Polymers  Elmhurst College
Addition Polymers Rubber  Chemistry Department
Condensation Polymers Silicone    Virtual ChemBook

Addition Polymers

Introduction:

Polymers are long chain giant organic molecules are assembled from many smaller molecules called monomers. Polymers consist of many repeating monomer units in long chains. A polymer is analogous to a necklace made from many small beads (monomers).

Many monomers are alkenes which react by addition to their unsaturated double bonds. The formation of polyethylene from ethylene (ethene) may be illustrated in the graphic on the left as follows:

The electrons in the double bond are used to bond two monomer molecules together. This is represented by the red arrows moving from one molecule to the space between two molecules where a new bond is to form.

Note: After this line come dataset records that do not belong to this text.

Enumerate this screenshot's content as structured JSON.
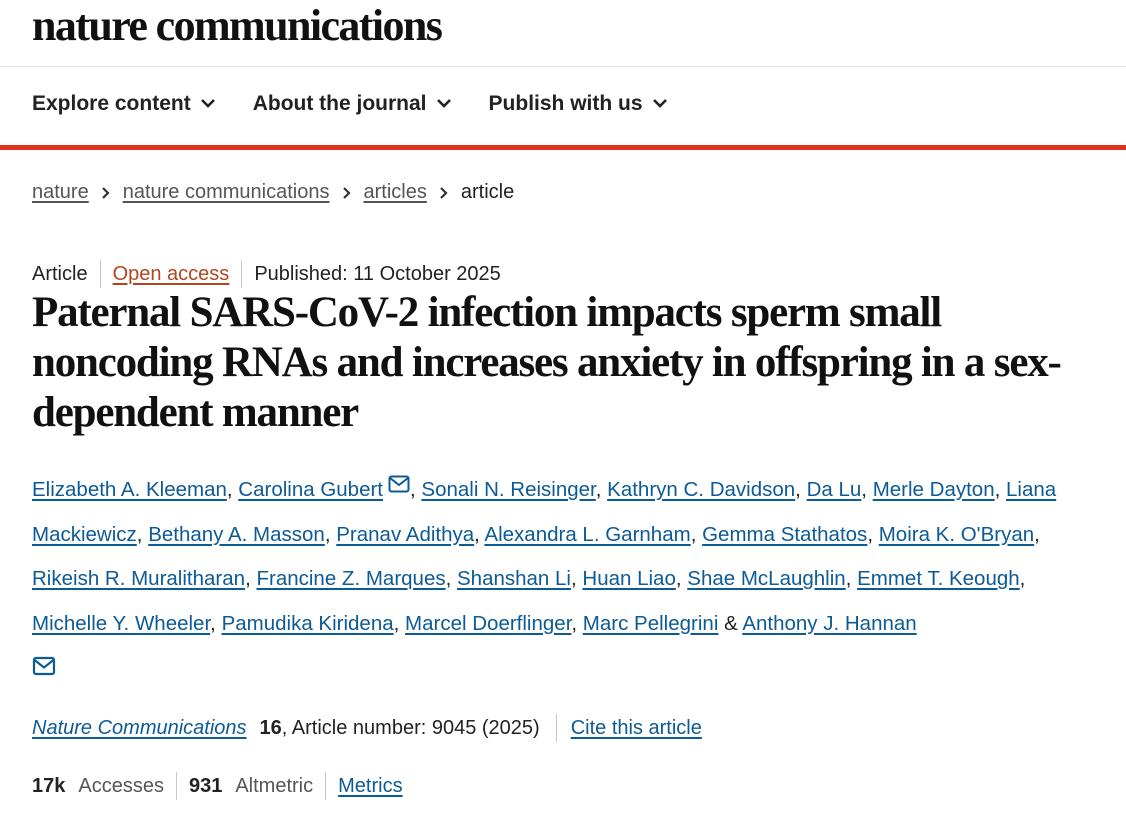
{
  "header": {
    "logo": "nature communications",
    "nav": [
      {
        "label": "Explore content"
      },
      {
        "label": "About the journal"
      },
      {
        "label": "Publish with us"
      }
    ]
  },
  "breadcrumb": {
    "items": [
      "nature",
      "nature communications",
      "articles"
    ],
    "current": "article"
  },
  "article": {
    "type": "Article",
    "access": "Open access",
    "published": "Published: 11 October 2025",
    "title": "Paternal SARS-CoV-2 infection impacts sperm small noncoding RNAs and increases anxiety in offspring in a sex-dependent manner",
    "authors": [
      "Elizabeth A. Kleeman",
      "Carolina Gubert",
      "Sonali N. Reisinger",
      "Kathryn C. Davidson",
      "Da Lu",
      "Merle Dayton",
      "Liana Mackiewicz",
      "Bethany A. Masson",
      "Pranav Adithya",
      "Alexandra L. Garnham",
      "Gemma Stathatos",
      "Moira K. O'Bryan",
      "Rikeish R. Muralitharan",
      "Francine Z. Marques",
      "Shanshan Li",
      "Huan Liao",
      "Shae McLaughlin",
      "Emmet T. Keough",
      "Michelle Y. Wheeler",
      "Pamudika Kiridena",
      "Marcel Doerflinger",
      "Marc Pellegrini",
      "Anthony J. Hannan"
    ],
    "journal": "Nature Communications",
    "volume": "16",
    "article_number": ", Article number: 9045 (2025)",
    "cite_label": "Cite this article",
    "metrics": {
      "accesses_value": "17k",
      "accesses_label": "Accesses",
      "altmetric_value": "931",
      "altmetric_label": "Altmetric",
      "metrics_link": "Metrics"
    }
  },
  "colors": {
    "accent_bar": "#e0301e",
    "link": "#0c5a96",
    "open_access": "#b4441f"
  },
  "icons": {
    "nav_chevron": "chevron-down-icon",
    "crumb_separator": "chevron-right-icon",
    "corresponding_author": "envelope-icon"
  }
}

Note that in the complete polymer, all of the double bonds have been turned into single bonds. No atoms have been lost and you can see that the monomers have just been joined in the process of addition.

A simple representation is -[A-A-A-A-A]-.

Polyethylene is used in plastic bags, bottles, toys, and electrical
insulation.

LDPE - Low Density Polyethylene: The first commercial polyethylene process used peroxide catalysts at a temperature of 500 C and 1000 atomspheres of pressure. This yields a transparent polymer with highly branched chanis which do not pack together well and is low in density. Today most LDPE is used for blow-molding of films for packaging and trash bags.

HDPE - High Density Polyethylene: An alternate method is to use Ziegler-Natta aluminum titanium catalysts to make HDPE which has very little branching, allows the strands to pack closely, and thus is high density. It is 3 times stronger than LDPE and more opaque. About 45% of the LDPE is blow molded in milk and squeezable bottles.

Link to Polyethylene - with Chime molecule - Macrogalleria at U. Southern Mississippi

OtherTypes of Addition Polymers:

PVC (polyvinyl chloride) which is found in plastic wrap, simulated leather, water pipes, and garden hoses, is formed from vinyl chloride (H2C=CHCl). The reaction is shown in the graphic on the left.

Notice how every other carbon must have a chlorine attached.

Link to Polyvinylchloride - with Chime molecule - Macrogalleria at U. Southern Mississippi

Polypropylene: The reaction to make polypropylene (H2C=CHCH3) is illustrated in the middle reaction of the graphic.

Notice that the polymer bonds are always through the carbons of the double bond. Carbon #3 already has saturated bonds and cannot participate in any new bonds. A methyl group is on every other carbon.

Link to Polypropylene - with Chime molecule - Macrogalleria at U. Southern Mississippi

Polystyrene: The reaction is the same for polystrene where everyother carbon has a benzene ring attached.

Link to Polystyrene - with Chime molecule - Macrogalleria at U. Southern Mississippi

 

 OtherTypes of Addition Polymers:

Links to various polymers with Chime molecule - Macrogalleria at U. Southern Mississippi

 Monomer

 Polymer Name

 Uses
 F2C=CF2

 Teflon
 Non-stick coating for cooking utensils
 H2C=CCl2

Saran
 Food wrap
 H2C=CH(CN)

 Polyacrylonitrile - Orlon, Acrilan, Creslan
 Fibers fortextitles, carpets, upholstery
 H2C=CH(C2H3O2)

 Polyvinylacetate
Elmers glue - Silly Putty Demo
 H2C=CH(OH)  polyvinylalcohol  Ghostbusters Demo

Addition type Polymers
Demonstrations with Polymers

Silly Putty - polyvinyl acetate
Ghostbusters - polyvinyl alcohol
Ghosbusters Slime - Polyguar gum
Peanut Race - polystyrene
Disappearing Cup - polystyrene
Solid Water - sodium polyacrylate